Michael J. Sotak, Principal of Speaking for Business, is both a communication educator and a practical communications professional. His qualifications combine a strong educational background in effective communication theory with a proven track record of communicating key messages credibly and persuasively in business. His background includes the following:
- An undergraduate minor and master’s degree in Speech Communication
- Seventeen years teaching persuasive public speaking and communication skills to hundreds of college and high school students
- Intercollegiate debate team experience and 8 years coaching successful high school debate teams. Teams consistently advanced to Illinois state final debate tournament, including a tie for fifth place in the state.
- Experience teaching presentation skills to sales force
- Experience serving as primary company public speaker for several former employers
- Experience with start-up and early stage companies
- Significant, successful business to business sales experience in a variety of industries, selling to mid-level and top executives in companies of all sizes: Fortune 100, Fortune 500, mid-size and startups.
- Experience creating sales strategies which significantly increased sales at various companies
Most recently, Michael served as Director of Business Development at Cardinal Intellectual Property. While there, he created sales and customer service strategies that helped the company become a leading provider of patent searching services to law firms and corporations. He also served as company spokesperson for Continuing Legal Education presentations to patent law firms across the country, giving the non-legal portion of the presentation.
Previously, Michael, in addition to his sales role, served as the primary public speaker for London House, a leading publisher of employee testing programs; he spoke to more than 30 association and trade show audiences across the country on matters relating to employee selection and testing. These presentations resulted in favorable exposure and instant credibility for the company, and thousands of dollars in increased, and often on-the-spot sales.
In addition to being one of the company’s top salespersons, as Marketing Manager, he also wrote and produced sales kits including brochures, marketing aids, sales letters and research abstracts. Furthermore, he developed competitive sales training materials, including comparison worksheets.
Additionally, Michael wrote an award-winning company annual report and numerous investment summaries, slide presentations and press releases for publicly traded corporate clients as an investor public relations consultant at the Financial Relations Board.
I love trying to come up with the best, most effective and credible ways to communicate ideas and I love helping people become better communicators. My entire professional career has been involved in persuasive, effective communications, either teaching these skills to students or creating and communicating these messages for businesses.
I owe my career path to taking a public speaking class in college (Northern Illinois University) that was taught by the debate coach. Debate sounded great – I joined the team, was successful and loved it. Debate taught me to think and communicate strategically, which I’ve used successfully in my past professional positions.

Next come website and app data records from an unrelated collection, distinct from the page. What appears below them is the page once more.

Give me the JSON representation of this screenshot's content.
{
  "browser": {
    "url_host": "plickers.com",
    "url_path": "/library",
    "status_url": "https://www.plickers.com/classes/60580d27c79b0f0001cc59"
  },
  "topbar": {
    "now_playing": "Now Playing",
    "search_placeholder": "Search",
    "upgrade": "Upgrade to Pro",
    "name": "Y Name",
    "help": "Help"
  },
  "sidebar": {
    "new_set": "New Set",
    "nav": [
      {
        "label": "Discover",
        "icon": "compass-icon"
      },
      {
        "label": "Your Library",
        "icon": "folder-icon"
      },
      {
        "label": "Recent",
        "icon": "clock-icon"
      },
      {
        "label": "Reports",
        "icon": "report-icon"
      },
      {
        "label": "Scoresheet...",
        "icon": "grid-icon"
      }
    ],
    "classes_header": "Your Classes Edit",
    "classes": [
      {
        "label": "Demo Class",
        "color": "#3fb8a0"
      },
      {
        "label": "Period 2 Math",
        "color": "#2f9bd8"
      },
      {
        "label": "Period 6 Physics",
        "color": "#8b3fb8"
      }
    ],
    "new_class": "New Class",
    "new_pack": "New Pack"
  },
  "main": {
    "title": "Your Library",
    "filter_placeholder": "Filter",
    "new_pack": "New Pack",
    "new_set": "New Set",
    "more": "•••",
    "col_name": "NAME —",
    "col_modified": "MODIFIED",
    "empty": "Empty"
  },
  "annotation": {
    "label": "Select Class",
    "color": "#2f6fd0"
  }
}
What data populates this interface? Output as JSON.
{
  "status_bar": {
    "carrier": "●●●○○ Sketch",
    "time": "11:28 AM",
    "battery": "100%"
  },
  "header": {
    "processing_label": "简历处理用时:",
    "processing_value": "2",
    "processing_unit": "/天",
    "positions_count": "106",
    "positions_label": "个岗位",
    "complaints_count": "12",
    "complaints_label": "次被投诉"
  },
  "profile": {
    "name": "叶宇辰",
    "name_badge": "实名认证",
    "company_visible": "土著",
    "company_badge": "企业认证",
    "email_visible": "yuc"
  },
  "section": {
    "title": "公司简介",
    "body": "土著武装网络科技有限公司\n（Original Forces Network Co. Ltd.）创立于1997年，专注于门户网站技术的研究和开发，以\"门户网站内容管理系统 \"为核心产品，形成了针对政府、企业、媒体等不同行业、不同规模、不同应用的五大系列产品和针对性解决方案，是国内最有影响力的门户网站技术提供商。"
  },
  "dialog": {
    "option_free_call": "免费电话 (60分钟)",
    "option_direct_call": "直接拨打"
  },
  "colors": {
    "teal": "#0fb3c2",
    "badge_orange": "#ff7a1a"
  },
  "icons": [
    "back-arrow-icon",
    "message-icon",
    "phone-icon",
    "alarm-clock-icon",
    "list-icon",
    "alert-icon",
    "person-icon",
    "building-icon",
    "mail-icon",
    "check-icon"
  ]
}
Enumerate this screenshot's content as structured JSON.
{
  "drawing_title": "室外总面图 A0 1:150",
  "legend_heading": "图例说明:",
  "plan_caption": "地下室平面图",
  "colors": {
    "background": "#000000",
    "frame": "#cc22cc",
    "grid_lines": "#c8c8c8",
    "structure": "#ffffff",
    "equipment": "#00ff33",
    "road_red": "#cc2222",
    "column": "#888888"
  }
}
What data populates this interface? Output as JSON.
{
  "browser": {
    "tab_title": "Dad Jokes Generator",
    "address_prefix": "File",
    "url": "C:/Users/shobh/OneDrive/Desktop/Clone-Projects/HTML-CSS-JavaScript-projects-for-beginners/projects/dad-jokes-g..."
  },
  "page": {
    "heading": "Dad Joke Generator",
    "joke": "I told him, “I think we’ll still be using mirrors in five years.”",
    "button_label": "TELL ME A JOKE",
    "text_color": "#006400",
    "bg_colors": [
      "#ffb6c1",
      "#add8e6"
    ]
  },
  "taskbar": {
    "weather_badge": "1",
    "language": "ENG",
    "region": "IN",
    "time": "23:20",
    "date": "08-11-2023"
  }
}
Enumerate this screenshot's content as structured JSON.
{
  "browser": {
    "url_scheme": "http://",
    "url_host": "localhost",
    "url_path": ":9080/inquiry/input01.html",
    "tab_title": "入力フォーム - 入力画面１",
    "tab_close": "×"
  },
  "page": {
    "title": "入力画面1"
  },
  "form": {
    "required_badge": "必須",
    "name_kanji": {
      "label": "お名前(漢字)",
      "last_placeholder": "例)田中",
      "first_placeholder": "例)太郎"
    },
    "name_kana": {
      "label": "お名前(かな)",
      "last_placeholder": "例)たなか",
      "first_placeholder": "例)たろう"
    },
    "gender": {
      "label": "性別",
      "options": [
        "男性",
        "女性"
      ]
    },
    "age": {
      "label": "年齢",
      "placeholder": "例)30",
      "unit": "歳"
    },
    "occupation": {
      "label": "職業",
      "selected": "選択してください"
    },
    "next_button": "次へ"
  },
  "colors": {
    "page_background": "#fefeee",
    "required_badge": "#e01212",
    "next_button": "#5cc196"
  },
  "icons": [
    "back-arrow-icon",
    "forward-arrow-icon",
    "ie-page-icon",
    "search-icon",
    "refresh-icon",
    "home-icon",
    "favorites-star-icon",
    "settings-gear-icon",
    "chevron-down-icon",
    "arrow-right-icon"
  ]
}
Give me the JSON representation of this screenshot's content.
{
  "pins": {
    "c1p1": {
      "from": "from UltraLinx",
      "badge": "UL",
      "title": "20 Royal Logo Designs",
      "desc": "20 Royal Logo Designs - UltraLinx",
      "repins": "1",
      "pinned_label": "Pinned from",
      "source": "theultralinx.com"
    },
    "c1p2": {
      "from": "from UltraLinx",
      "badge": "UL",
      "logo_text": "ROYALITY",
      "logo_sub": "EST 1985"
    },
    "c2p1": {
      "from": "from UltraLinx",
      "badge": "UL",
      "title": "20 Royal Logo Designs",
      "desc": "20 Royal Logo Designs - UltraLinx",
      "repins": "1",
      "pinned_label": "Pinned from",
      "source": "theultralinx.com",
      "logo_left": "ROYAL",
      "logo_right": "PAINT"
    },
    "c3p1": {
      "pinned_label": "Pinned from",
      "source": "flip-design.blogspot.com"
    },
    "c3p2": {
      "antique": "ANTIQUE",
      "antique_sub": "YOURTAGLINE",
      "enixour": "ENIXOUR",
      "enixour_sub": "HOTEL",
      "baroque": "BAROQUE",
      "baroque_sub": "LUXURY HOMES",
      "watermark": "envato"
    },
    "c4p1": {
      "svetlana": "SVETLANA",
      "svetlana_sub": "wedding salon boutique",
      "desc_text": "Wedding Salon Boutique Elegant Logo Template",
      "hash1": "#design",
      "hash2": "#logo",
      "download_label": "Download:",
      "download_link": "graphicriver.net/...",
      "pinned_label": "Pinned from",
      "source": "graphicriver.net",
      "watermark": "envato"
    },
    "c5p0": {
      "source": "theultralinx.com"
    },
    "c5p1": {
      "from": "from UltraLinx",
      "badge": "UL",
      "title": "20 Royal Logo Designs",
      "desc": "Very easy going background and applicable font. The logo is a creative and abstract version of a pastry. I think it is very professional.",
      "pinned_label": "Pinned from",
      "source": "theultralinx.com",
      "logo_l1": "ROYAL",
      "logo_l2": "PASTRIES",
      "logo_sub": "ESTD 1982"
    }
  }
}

As a result of my debate experience, I became very interested in the process of communication and decided to pursue a minor degree in Speech Communication.
In my speech classes at NIU, I was exposed to Aristotle, who is considered to be the first person to study the subject of persuasion. His findings still apply today. He concluded that there were three ways to persuade people: (1) Logos (logic and reasoning), (2) Pathos (emotion) and (3) Ethos (credibility of the speaker). Credibility generally is broken down into three components: (1) Competence, which means the persuader knows what he is talking about, (2) Character, which means that the persuader is honest and looks out for the best interests of the audience, and (3) Dynamism, which refers to passion or emotion in the persuader’s delivery style. (More on credibility as you scroll down the page.)
When I was teaching, I was very skeptical of selling in general and people who sold as a profession. I thought most sales techniques were highly manipulative and full of hype. In other words, in my opinion, they lacked credibility. I decided to see if these techniques were necessary to be successful. I wasn’t sure what to expect.
After I left teaching I took a number of different sales positions. With my communication background, I found I could be very successful in these sales positions without resorting to any manipulative techniques or hyped up language. My questioning and listening skills paid off as did knowing the importance of seeing things from the customer’s point of view. These are all great communication skills that can benefit anyone in any profession.
Credibility and Public Speaking
One of my sales positions involved selling psychological tests to corporations for a company called London House. These tests were used to help organizations make hiring decisions.
Our company’s test was relatively new in the marketplace and we were being asked to speak to various associations and trade groups. The president of our company wanted one person to be the spokesperson, so we had a contest. I won the contest and over the years spoke to more than 30 different groups all over the country.
Even though I could have given a sales presentation (that’s what we were asked to do and that’s what the audience expected), I decided to structure the talk differently and provide information to the audience about current screening methods and offered some tips on hiring good people. It was only near the end of the talk that I even mentioned our company and test. The result was much interest in our test and many “instant sales.” Also, because my talk was largely informative in nature and I came across as an information resource rather than as a salesperson, my talk was often was judged as one of the best presentations. In other words, my presentation was judged as credible.